WORK ITEM
Going line by line through the entries below, count those that contain "icon". Give the number by itself.

PROVIDED DATA
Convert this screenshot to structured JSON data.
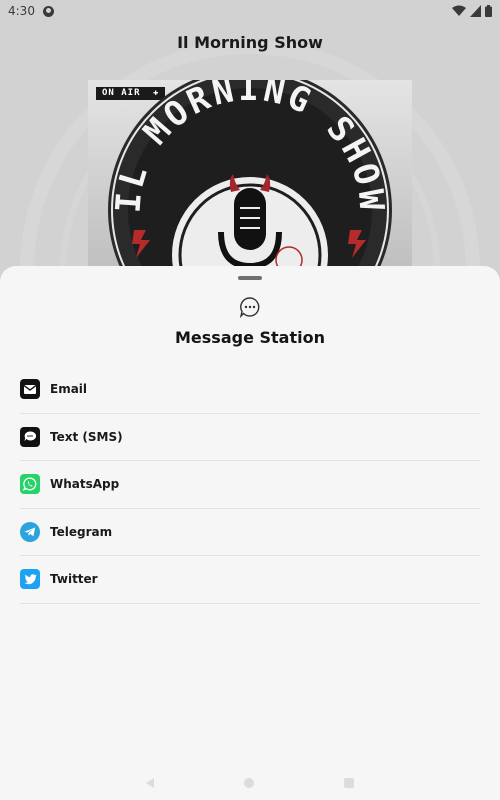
{
  "status_bar": {
    "time": "4:30"
  },
  "app": {
    "title": "Il Morning Show",
    "artwork": {
      "on_air_label": "ON AIR",
      "logo_text_top": "IL MORNING SHOW"
    }
  },
  "sheet": {
    "title": "Message Station",
    "options": [
      {
        "label": "Email",
        "icon": "email-icon",
        "color": "#111111"
      },
      {
        "label": "Text (SMS)",
        "icon": "sms-icon",
        "color": "#111111"
      },
      {
        "label": "WhatsApp",
        "icon": "whatsapp-icon",
        "color": "#25D366"
      },
      {
        "label": "Telegram",
        "icon": "telegram-icon",
        "color": "#2AA3DE"
      },
      {
        "label": "Twitter",
        "icon": "twitter-icon",
        "color": "#1DA1F2"
      }
    ]
  },
  "colors": {
    "sheet_background": "#f6f6f6",
    "whatsapp": "#25D366",
    "telegram": "#2AA3DE",
    "twitter": "#1DA1F2"
  }
}
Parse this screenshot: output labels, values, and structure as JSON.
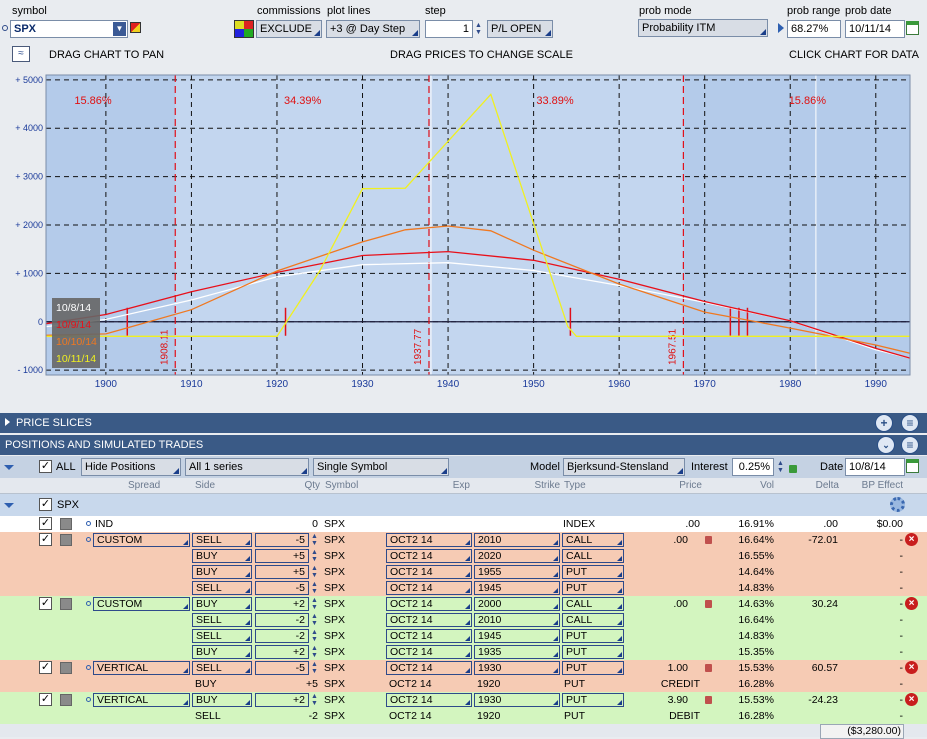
{
  "toolbar": {
    "symbol_label": "symbol",
    "symbol_value": "SPX",
    "commissions_label": "commissions",
    "commissions_value": "EXCLUDE",
    "plot_lines_label": "plot lines",
    "plot_lines_value": "+3 @ Day Step",
    "step_label": "step",
    "step_value": "1",
    "pl_mode": "P/L OPEN",
    "prob_mode_label": "prob mode",
    "prob_mode_value": "Probability ITM",
    "prob_range_label": "prob range",
    "prob_range_value": "68.27%",
    "prob_date_label": "prob date",
    "prob_date_value": "10/11/14"
  },
  "chart_header": {
    "left": "DRAG CHART TO PAN",
    "center": "DRAG PRICES TO CHANGE SCALE",
    "right": "CLICK CHART FOR DATA"
  },
  "chart_data": {
    "type": "line",
    "x_ticks": [
      "1900",
      "1910",
      "1920",
      "1930",
      "1940",
      "1950",
      "1960",
      "1970",
      "1980",
      "1990"
    ],
    "y_ticks": [
      "+ 5000",
      "+ 4000",
      "+ 3000",
      "+ 2000",
      "+ 1000",
      "0",
      "- 1000"
    ],
    "xlim": [
      1893,
      1994
    ],
    "ylim": [
      -1100,
      5100
    ],
    "prob_labels": [
      {
        "x": 1898.5,
        "text": "15.86%"
      },
      {
        "x": 1923,
        "text": "34.39%"
      },
      {
        "x": 1952.5,
        "text": "33.89%"
      },
      {
        "x": 1982,
        "text": "15.86%"
      }
    ],
    "range_lines": [
      {
        "x": 1908.11,
        "label": "1908.11"
      },
      {
        "x": 1937.77,
        "label": "1937.77"
      },
      {
        "x": 1967.51,
        "label": "1967.51"
      }
    ],
    "vgrid": [
      1893,
      1938,
      1983
    ],
    "series": [
      {
        "name": "10/8/14",
        "color": "#ffffff",
        "x": [
          1893,
          1900,
          1910,
          1920,
          1930,
          1940,
          1950,
          1960,
          1970,
          1980,
          1990,
          1994
        ],
        "y": [
          -100,
          50,
          450,
          930,
          1180,
          1220,
          1060,
          750,
          400,
          20,
          -580,
          -750
        ]
      },
      {
        "name": "10/9/14",
        "color": "#e8101a",
        "x": [
          1893,
          1900,
          1910,
          1920,
          1930,
          1940,
          1950,
          1960,
          1970,
          1980,
          1990,
          1994
        ],
        "y": [
          -40,
          150,
          620,
          1020,
          1370,
          1450,
          1270,
          880,
          420,
          20,
          -550,
          -750
        ]
      },
      {
        "name": "10/10/14",
        "color": "#f07820",
        "x": [
          1893,
          1900,
          1910,
          1920,
          1930,
          1935,
          1940,
          1945,
          1950,
          1960,
          1970,
          1980,
          1990,
          1994
        ],
        "y": [
          -280,
          -250,
          250,
          1050,
          1650,
          1900,
          1980,
          1880,
          1480,
          780,
          200,
          -130,
          -480,
          -650
        ]
      },
      {
        "name": "10/11/14",
        "color": "#f0f020",
        "x": [
          1893,
          1920,
          1925,
          1930,
          1935,
          1945,
          1954,
          1955,
          1994
        ],
        "y": [
          -300,
          -300,
          1050,
          2750,
          2760,
          4700,
          -100,
          -300,
          -300
        ]
      }
    ]
  },
  "sections": {
    "price_slices": "PRICE SLICES",
    "positions": "POSITIONS AND SIMULATED TRADES"
  },
  "positions_toolbar": {
    "all_label": "ALL",
    "hide_positions": "Hide Positions",
    "series": "All 1 series",
    "symbol_mode": "Single Symbol",
    "model_label": "Model",
    "model_value": "Bjerksund-Stensland",
    "interest_label": "Interest",
    "interest_value": "0.25%",
    "date_label": "Date",
    "date_value": "10/8/14"
  },
  "columns": [
    "Spread",
    "Side",
    "Qty",
    "Symbol",
    "Exp",
    "Strike",
    "Type",
    "Price",
    "Vol",
    "Delta",
    "BP Effect"
  ],
  "group": {
    "name": "SPX"
  },
  "index_row": {
    "spread": "IND",
    "qty": "0",
    "symbol": "SPX",
    "type": "INDEX",
    "price": ".00",
    "vol": "16.91%",
    "delta": ".00",
    "bp": "$0.00"
  },
  "legs": [
    {
      "spread": "CUSTOM",
      "side": "SELL",
      "qty": "-5",
      "symbol": "SPX",
      "exp": "OCT2 14",
      "strike": "2010",
      "type": "CALL",
      "price": ".00",
      "vol": "16.64%",
      "delta": "-72.01",
      "bp": "-"
    },
    {
      "spread": "",
      "side": "BUY",
      "qty": "+5",
      "symbol": "SPX",
      "exp": "OCT2 14",
      "strike": "2020",
      "type": "CALL",
      "price": "",
      "vol": "16.55%",
      "delta": "",
      "bp": "-"
    },
    {
      "spread": "",
      "side": "BUY",
      "qty": "+5",
      "symbol": "SPX",
      "exp": "OCT2 14",
      "strike": "1955",
      "type": "PUT",
      "price": "",
      "vol": "14.64%",
      "delta": "",
      "bp": "-"
    },
    {
      "spread": "",
      "side": "SELL",
      "qty": "-5",
      "symbol": "SPX",
      "exp": "OCT2 14",
      "strike": "1945",
      "type": "PUT",
      "price": "",
      "vol": "14.83%",
      "delta": "",
      "bp": "-"
    },
    {
      "spread": "CUSTOM",
      "side": "BUY",
      "qty": "+2",
      "symbol": "SPX",
      "exp": "OCT2 14",
      "strike": "2000",
      "type": "CALL",
      "price": ".00",
      "vol": "14.63%",
      "delta": "30.24",
      "bp": "-"
    },
    {
      "spread": "",
      "side": "SELL",
      "qty": "-2",
      "symbol": "SPX",
      "exp": "OCT2 14",
      "strike": "2010",
      "type": "CALL",
      "price": "",
      "vol": "16.64%",
      "delta": "",
      "bp": "-"
    },
    {
      "spread": "",
      "side": "SELL",
      "qty": "-2",
      "symbol": "SPX",
      "exp": "OCT2 14",
      "strike": "1945",
      "type": "PUT",
      "price": "",
      "vol": "14.83%",
      "delta": "",
      "bp": "-"
    },
    {
      "spread": "",
      "side": "BUY",
      "qty": "+2",
      "symbol": "SPX",
      "exp": "OCT2 14",
      "strike": "1935",
      "type": "PUT",
      "price": "",
      "vol": "15.35%",
      "delta": "",
      "bp": "-"
    },
    {
      "spread": "VERTICAL",
      "side": "SELL",
      "qty": "-5",
      "symbol": "SPX",
      "exp": "OCT2 14",
      "strike": "1930",
      "type": "PUT",
      "price": "1.00",
      "vol": "15.53%",
      "delta": "60.57",
      "bp": "-"
    },
    {
      "spread": "",
      "side": "BUY",
      "qty": "+5",
      "symbol": "SPX",
      "exp": "OCT2 14",
      "strike": "1920",
      "type": "PUT",
      "price": "CREDIT",
      "vol": "16.28%",
      "delta": "",
      "bp": "-"
    },
    {
      "spread": "VERTICAL",
      "side": "BUY",
      "qty": "+2",
      "symbol": "SPX",
      "exp": "OCT2 14",
      "strike": "1930",
      "type": "PUT",
      "price": "3.90",
      "vol": "15.53%",
      "delta": "-24.23",
      "bp": "-"
    },
    {
      "spread": "",
      "side": "SELL",
      "qty": "-2",
      "symbol": "SPX",
      "exp": "OCT2 14",
      "strike": "1920",
      "type": "PUT",
      "price": "DEBIT",
      "vol": "16.28%",
      "delta": "",
      "bp": "-"
    }
  ],
  "total_bp": "($3,280.00)",
  "colors": {
    "sell_row": "#f6cbb4",
    "buy_row": "#d3f5bf",
    "chart_bg": "#c3d6ef",
    "section_bar": "#3a5a86"
  }
}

ANSWER SPACE
5